RagNoK: Post-mortem


     RagNoK was a game I worked on in a prototyping class last quarter. I knew from the start I wanted to work on a game using Unity as our primary engine. After using UDK for several projects in the past and seeing the challenges it offered I wanted to try something new and having studied Unity on my own for a few weeks I had an idea of the benefits Unity could bring to our student project.

What went right:


Bringing assets into Unity was incredibly easy and it made prototyping things quickly a piece of cake. The modular way in which game objects are put together made it really easy to swap placeholder art in and update existing models with textures or fixes as they were available.


The scripting environment in Unity made it possible to create almost anything we could dream up in a short amount of time. I also appreciate the ability to rapidly test code as opposed to something like UDK where it feels like you have to jump through a ton of hoops to get the engine to recognize your scripts and then you have to wait for everything to compile to see if it works. The drag-and-drop plug-and-play nature of Unity makes coding what it should be: a joy.


In the end my team ended up with a complete project that can be built out to play on the web. This is an awesome thing for a student project becasue it allows us to show our game to anyone with a web browser.

What went wrong:

Unfamiliar technology:

One of the hurdles we slowly overcame was everyone on the team being unfamiliar with Unity. Luckily the way the project ran the artists were able to simply work in their prefered 3d package but a lot of models needed to be rotated or resized due to the teams inexpereience with Unity. This ended up creating a bottleneck in the amount of time it would take to get assets into the engine.

Another issue we ran into was in the optimization department. By the end of this project I learned a lot about how things worked in Unity but didn’t realize how many places our game could have been better optimized. As with any new technology I feel like these are the kinds of lessons you get from the experience of seeing a project to it’s completion.

Time Constraints:

I’m sure this happens all the time but due to the amount of time we had to work on the game we had to cut a lot of our ideas. A big example of something that ended up on the cutting room floor was multiplayer. We also could have done more with our GUI and sound.

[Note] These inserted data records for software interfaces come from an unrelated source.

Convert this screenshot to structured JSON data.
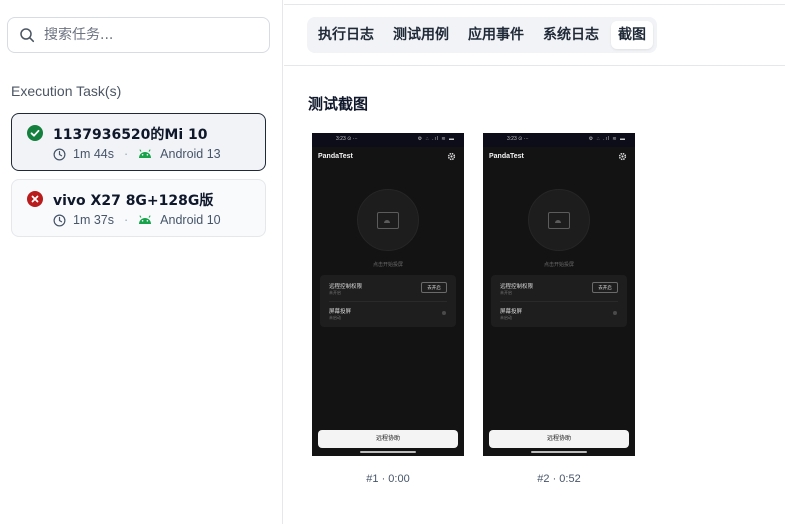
{
  "search": {
    "placeholder": "搜索任务..."
  },
  "sidebar": {
    "section_title": "Execution Task(s)",
    "tasks": [
      {
        "name": "1137936520的Mi 10",
        "status": "success",
        "duration": "1m 44s",
        "platform": "Android 13",
        "selected": true
      },
      {
        "name": "vivo X27 8G+128G版",
        "status": "failed",
        "duration": "1m 37s",
        "platform": "Android 10",
        "selected": false
      }
    ],
    "separator": "·"
  },
  "tabs": [
    {
      "label": "执行日志",
      "active": false
    },
    {
      "label": "测试用例",
      "active": false
    },
    {
      "label": "应用事件",
      "active": false
    },
    {
      "label": "系统日志",
      "active": false
    },
    {
      "label": "截图",
      "active": true
    }
  ],
  "screenshots": {
    "title": "测试截图",
    "items": [
      {
        "caption": "#1 · 0:00",
        "status_time": "3:23 ⊙ ···",
        "status_icons": "⚙ ∴ .ıl ≋ ▬",
        "app_name": "PandaTest",
        "hint": "点击开始投屏",
        "row1_label": "远程控制权限",
        "row1_sub": "未开启",
        "open_button": "去开启",
        "row2_label": "屏幕投屏",
        "row2_sub": "未启动",
        "remote_button": "远程协助"
      },
      {
        "caption": "#2 · 0:52",
        "status_time": "3:23 ⊙ ···",
        "status_icons": "⚙ ∴ .ıl ≋ ▬",
        "app_name": "PandaTest",
        "hint": "点击开始投屏",
        "row1_label": "远程控制权限",
        "row1_sub": "未开启",
        "open_button": "去开启",
        "row2_label": "屏幕投屏",
        "row2_sub": "未启动",
        "remote_button": "远程协助"
      }
    ]
  },
  "icons": {
    "search": "search-icon",
    "success": "check-circle-icon",
    "failed": "x-circle-icon",
    "clock": "clock-icon",
    "android": "android-icon",
    "gear": "gear-icon"
  },
  "colors": {
    "success": "#15803d",
    "failed": "#b91c1c",
    "android": "#16a34a",
    "selected_border": "#1f2937"
  }
}
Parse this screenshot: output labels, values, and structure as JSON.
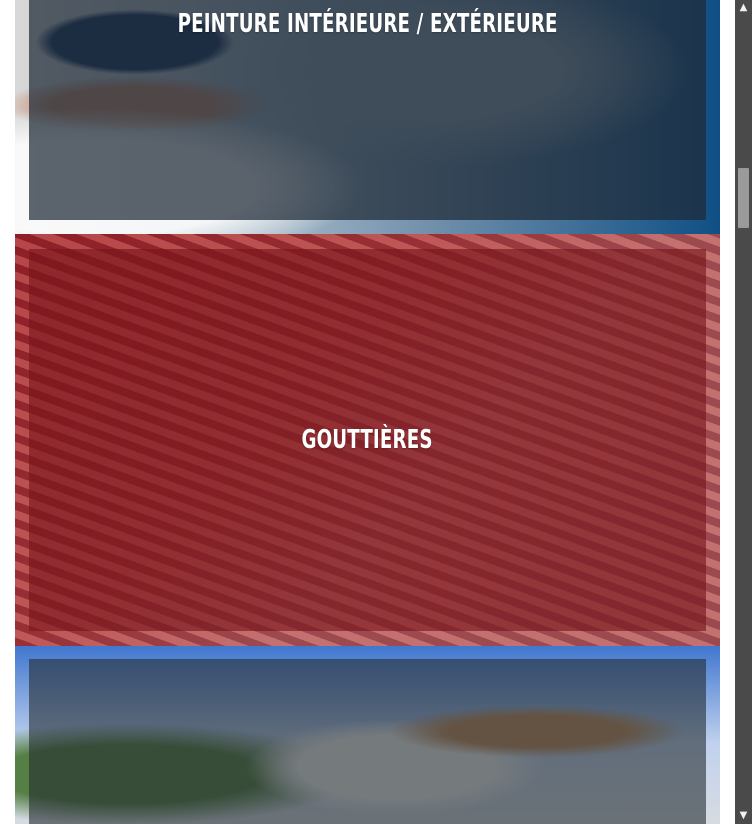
{
  "cards": [
    {
      "title": "PEINTURE INTÉRIEURE / EXTÉRIEURE"
    },
    {
      "title": "GOUTTIÈRES"
    },
    {
      "title": ""
    }
  ],
  "scrollbar": {
    "up_icon": "triangle-up",
    "down_icon": "triangle-down",
    "up_symbol": "▲",
    "down_symbol": "▼"
  }
}
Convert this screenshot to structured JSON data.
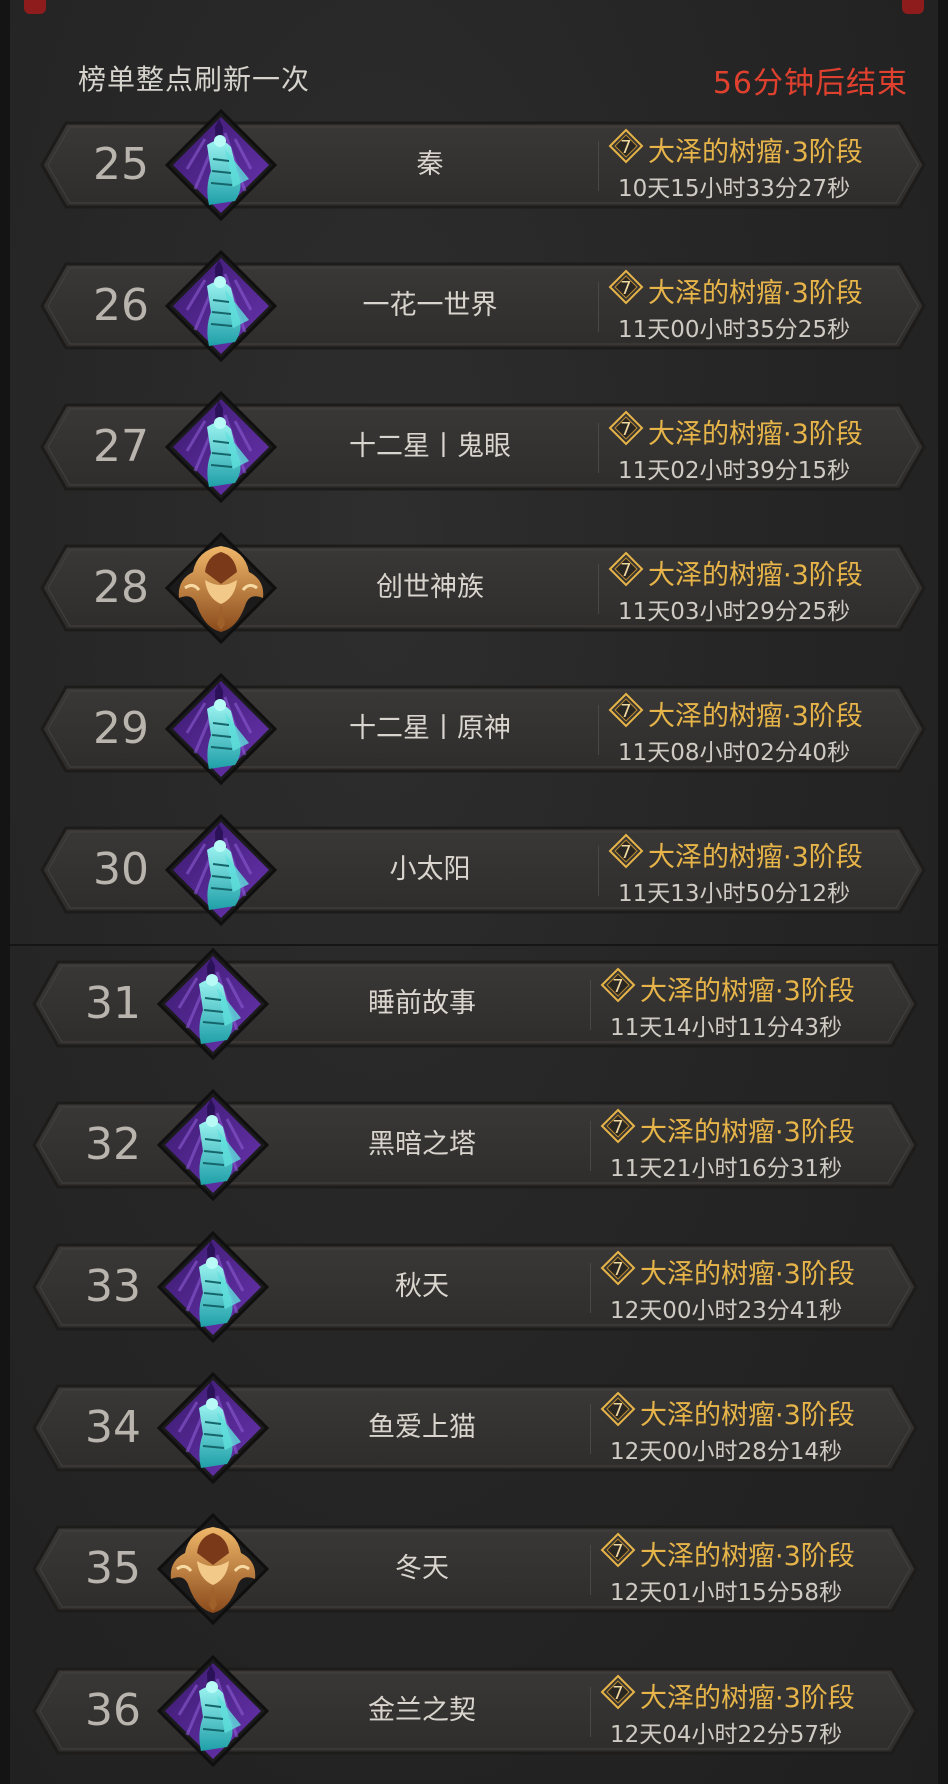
{
  "header": {
    "refresh_note": "榜单整点刷新一次",
    "countdown": "56分钟后结束"
  },
  "colors": {
    "accent_gold": "#e6b449",
    "countdown_red": "#e0412f",
    "emblem_purple": "#5b2a99",
    "emblem_cyan": "#3fd1d1",
    "emblem_bronze": "#c98b3c"
  },
  "rows": [
    {
      "rank": "25",
      "name": "秦",
      "stage_level": "7",
      "stage": "大泽的树瘤·3阶段",
      "time": "10天15小时33分27秒",
      "emblem": "purple-cyan-mage-icon"
    },
    {
      "rank": "26",
      "name": "一花一世界",
      "stage_level": "7",
      "stage": "大泽的树瘤·3阶段",
      "time": "11天00小时35分25秒",
      "emblem": "purple-cyan-mage-icon"
    },
    {
      "rank": "27",
      "name": "十二星丨鬼眼",
      "stage_level": "7",
      "stage": "大泽的树瘤·3阶段",
      "time": "11天02小时39分15秒",
      "emblem": "purple-cyan-mage-icon"
    },
    {
      "rank": "28",
      "name": "创世神族",
      "stage_level": "7",
      "stage": "大泽的树瘤·3阶段",
      "time": "11天03小时29分25秒",
      "emblem": "bronze-crest-icon"
    },
    {
      "rank": "29",
      "name": "十二星丨原神",
      "stage_level": "7",
      "stage": "大泽的树瘤·3阶段",
      "time": "11天08小时02分40秒",
      "emblem": "purple-cyan-mage-icon"
    },
    {
      "rank": "30",
      "name": "小太阳",
      "stage_level": "7",
      "stage": "大泽的树瘤·3阶段",
      "time": "11天13小时50分12秒",
      "emblem": "purple-cyan-mage-icon"
    },
    {
      "rank": "31",
      "name": "睡前故事",
      "stage_level": "7",
      "stage": "大泽的树瘤·3阶段",
      "time": "11天14小时11分43秒",
      "emblem": "purple-cyan-mage-icon"
    },
    {
      "rank": "32",
      "name": "黑暗之塔",
      "stage_level": "7",
      "stage": "大泽的树瘤·3阶段",
      "time": "11天21小时16分31秒",
      "emblem": "purple-cyan-mage-icon"
    },
    {
      "rank": "33",
      "name": "秋天",
      "stage_level": "7",
      "stage": "大泽的树瘤·3阶段",
      "time": "12天00小时23分41秒",
      "emblem": "purple-cyan-mage-icon"
    },
    {
      "rank": "34",
      "name": "鱼爱上猫",
      "stage_level": "7",
      "stage": "大泽的树瘤·3阶段",
      "time": "12天00小时28分14秒",
      "emblem": "purple-cyan-mage-icon"
    },
    {
      "rank": "35",
      "name": "冬天",
      "stage_level": "7",
      "stage": "大泽的树瘤·3阶段",
      "time": "12天01小时15分58秒",
      "emblem": "bronze-crest-icon"
    },
    {
      "rank": "36",
      "name": "金兰之契",
      "stage_level": "7",
      "stage": "大泽的树瘤·3阶段",
      "time": "12天04小时22分57秒",
      "emblem": "purple-cyan-mage-icon"
    }
  ]
}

In the end the learning experience and the creation of a working game makes me proud to have been a part of this project.